By Aimee Kalczuk, 4th Year Central Michigan University Dietetics & Gerontology Student
We’ve all been there—standing in the produce section of the grocery store overwhelmed by all the choices and not knowing which is the healthiest. Is fresh best, or are frozen and canned just as good? More importantly, can you afford it all? It may seem impossible but eating healthy without breaking the bank is possible. Here are some tips on how to shop for healthy foods on a budget.
Fresh, Frozen, or Canned?
Canned and frozen foods often get a bad reputation as being less healthy than their fresh counterparts, but that is not always true. When it comes to freezing, foods are frozen shortly after they are harvested which hits a natural “pause” button and prevents nutrients from being lost. With fresh foods, vitamins and minerals are lost after five days on the shelf due to natural enzymes and oxidation. Several studies have been done comparing fresh and frozen foods, and in two-thirds of the tests frozen foods actually had higher levels of certain nutrients than fresh foods.
With canning, concerns have centered around the idea that the canning process would destroy vitamins and minerals in the foods. When food is canned, it is heated to a level that kills all microorganisms, and the cooling process creates a vacuum seal to prevent any more from getting in. While it is true that heating food does kill nutrients, any sort of cooking process will do that—whether it be from canning, baking, boiling, or even microwaving. Despite some nutrient loss, cooked fruits and vegetables still contain nutrients. Just be sure to get a low sodium version! Caution is needed if you try to can your own food items with limited salt because salt is used to help preserve the food. Use only research tested recipes for home canning. A good reference source is MSU Extension.
The takeaway is that fruits and veggies are very good for you and you should eat them in any way you can—fresh, frozen or canned.
Look Out for “Buzzwords” & Fad Diets
Many grocery stores will try to sell customers “fashionable” foods at a higher cost, but are they really worth it? Lately, three of the most common food trends are organic, vegan, and gluten-free. Organic foods are those that are grown or raised without any antibiotics, pesticides, synthetic fertilizers, genetically modified organisms, or growth hormones. While it is true that organic foods have moderately greater amounts of antioxidants and omega-3 fatty acids, conventional foods also contain high levels of those nutrients. It is up to the customer if they want to spend more for organic, but they should not feel guilty for buying conventional.
Vegan foods are also trendy. They are made without any sort of animal product, whether it be meat, butter, eggs, etc. Many people follow a vegan diet to prevent animal cruelty, but from a health standpoint a vegan diet can contribute to significant nutrient deficiencies if not done properly. Talk to your doctor or registered dietitian nutritionist before starting a vegan diet.
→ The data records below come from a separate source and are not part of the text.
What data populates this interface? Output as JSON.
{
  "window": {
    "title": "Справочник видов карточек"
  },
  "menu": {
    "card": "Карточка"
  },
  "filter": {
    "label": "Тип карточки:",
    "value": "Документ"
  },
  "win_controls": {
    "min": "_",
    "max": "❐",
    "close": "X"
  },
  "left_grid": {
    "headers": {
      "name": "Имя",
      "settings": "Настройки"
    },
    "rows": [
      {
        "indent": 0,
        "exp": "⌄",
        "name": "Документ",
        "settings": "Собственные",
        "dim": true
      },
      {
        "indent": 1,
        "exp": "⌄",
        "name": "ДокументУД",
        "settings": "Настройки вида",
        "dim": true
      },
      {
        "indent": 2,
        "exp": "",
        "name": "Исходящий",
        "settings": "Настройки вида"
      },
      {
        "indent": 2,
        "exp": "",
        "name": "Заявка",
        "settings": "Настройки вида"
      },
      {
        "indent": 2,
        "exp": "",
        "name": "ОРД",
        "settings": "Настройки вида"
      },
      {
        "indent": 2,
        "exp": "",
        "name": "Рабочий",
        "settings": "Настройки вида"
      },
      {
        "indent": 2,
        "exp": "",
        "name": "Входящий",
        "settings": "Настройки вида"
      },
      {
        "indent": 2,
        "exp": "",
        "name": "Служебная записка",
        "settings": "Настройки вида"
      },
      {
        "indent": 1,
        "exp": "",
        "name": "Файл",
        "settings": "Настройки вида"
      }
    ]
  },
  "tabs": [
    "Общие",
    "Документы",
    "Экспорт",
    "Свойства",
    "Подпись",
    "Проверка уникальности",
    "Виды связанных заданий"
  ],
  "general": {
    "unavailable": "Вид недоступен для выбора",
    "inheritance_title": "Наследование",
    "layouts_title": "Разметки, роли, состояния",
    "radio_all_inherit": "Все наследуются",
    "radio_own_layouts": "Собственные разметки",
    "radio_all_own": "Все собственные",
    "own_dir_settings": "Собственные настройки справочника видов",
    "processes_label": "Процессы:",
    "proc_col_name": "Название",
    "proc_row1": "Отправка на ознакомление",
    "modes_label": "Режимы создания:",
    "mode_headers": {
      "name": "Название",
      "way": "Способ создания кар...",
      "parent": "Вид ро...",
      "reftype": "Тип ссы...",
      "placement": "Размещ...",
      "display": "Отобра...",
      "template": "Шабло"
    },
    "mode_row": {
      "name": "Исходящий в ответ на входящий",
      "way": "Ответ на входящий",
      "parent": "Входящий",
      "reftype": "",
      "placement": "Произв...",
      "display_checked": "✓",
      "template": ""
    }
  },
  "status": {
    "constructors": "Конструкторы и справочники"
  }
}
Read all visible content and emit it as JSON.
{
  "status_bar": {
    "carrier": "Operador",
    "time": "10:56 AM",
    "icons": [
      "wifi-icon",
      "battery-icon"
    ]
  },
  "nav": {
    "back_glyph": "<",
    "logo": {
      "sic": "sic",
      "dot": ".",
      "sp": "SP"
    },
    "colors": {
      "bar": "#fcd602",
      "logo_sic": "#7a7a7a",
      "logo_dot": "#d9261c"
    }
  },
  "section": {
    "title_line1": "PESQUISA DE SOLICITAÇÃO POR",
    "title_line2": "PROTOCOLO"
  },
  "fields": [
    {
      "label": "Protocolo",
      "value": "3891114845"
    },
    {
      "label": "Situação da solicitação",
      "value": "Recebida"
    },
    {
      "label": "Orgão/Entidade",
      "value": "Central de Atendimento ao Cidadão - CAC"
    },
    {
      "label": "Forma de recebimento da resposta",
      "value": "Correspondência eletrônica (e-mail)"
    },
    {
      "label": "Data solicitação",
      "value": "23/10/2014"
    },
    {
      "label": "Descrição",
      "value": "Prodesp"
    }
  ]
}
Finally, gluten-free foods have become very popular. These are foods that do not contain any gluten, which is a protein found in wheat, barley, and rye. Simply put, unless a person has been diagnosed with celiac disease, they do not need to follow a gluten-free diet. There is no nutritional benefit to doing so, and it can even lead to deficiencies in a number of vitamins and minerals.
Overall, fad diets are typically not worth their extra cost. As long as a person eats a variety of foods at moderate levels, they will be healthy.
- Grow your own Gardening is a hobby that gives a person exercise and the satisfaction of growing their own food at a low cost. If you don’t have room for a garden, windowsills are a great place to raise tomatoes, carrots, and radishes. Leafy greens like kale and lettuce can even grow in the winter!
- Buy in season Foods grown in season are cheaper because there is a higher supply of it at the peak of its growing season.
- Shop from the top and bottom shelf Grocery stores put the most expensive items at eye level, so look at the top and bottom shelf for cheaper options.
- Stock up on cheap, healthy staple items Whole-wheat pasta, brown rice, low-sodium canned fish, peanut butter and oatmeal are all inexpensive, nutritious, shelf-stable, and can be used in a variety of recipes. Make sure to have some in your pantry all the time so you always have healthy food on hand.
Aimee Kalczuk is a senior at CMU studying dietetics and gerontology. She is from Walker, Michigan and currently lives in Mt. Pleasant studying and working as a dietary aide at the Isabella County Medical Care Facility.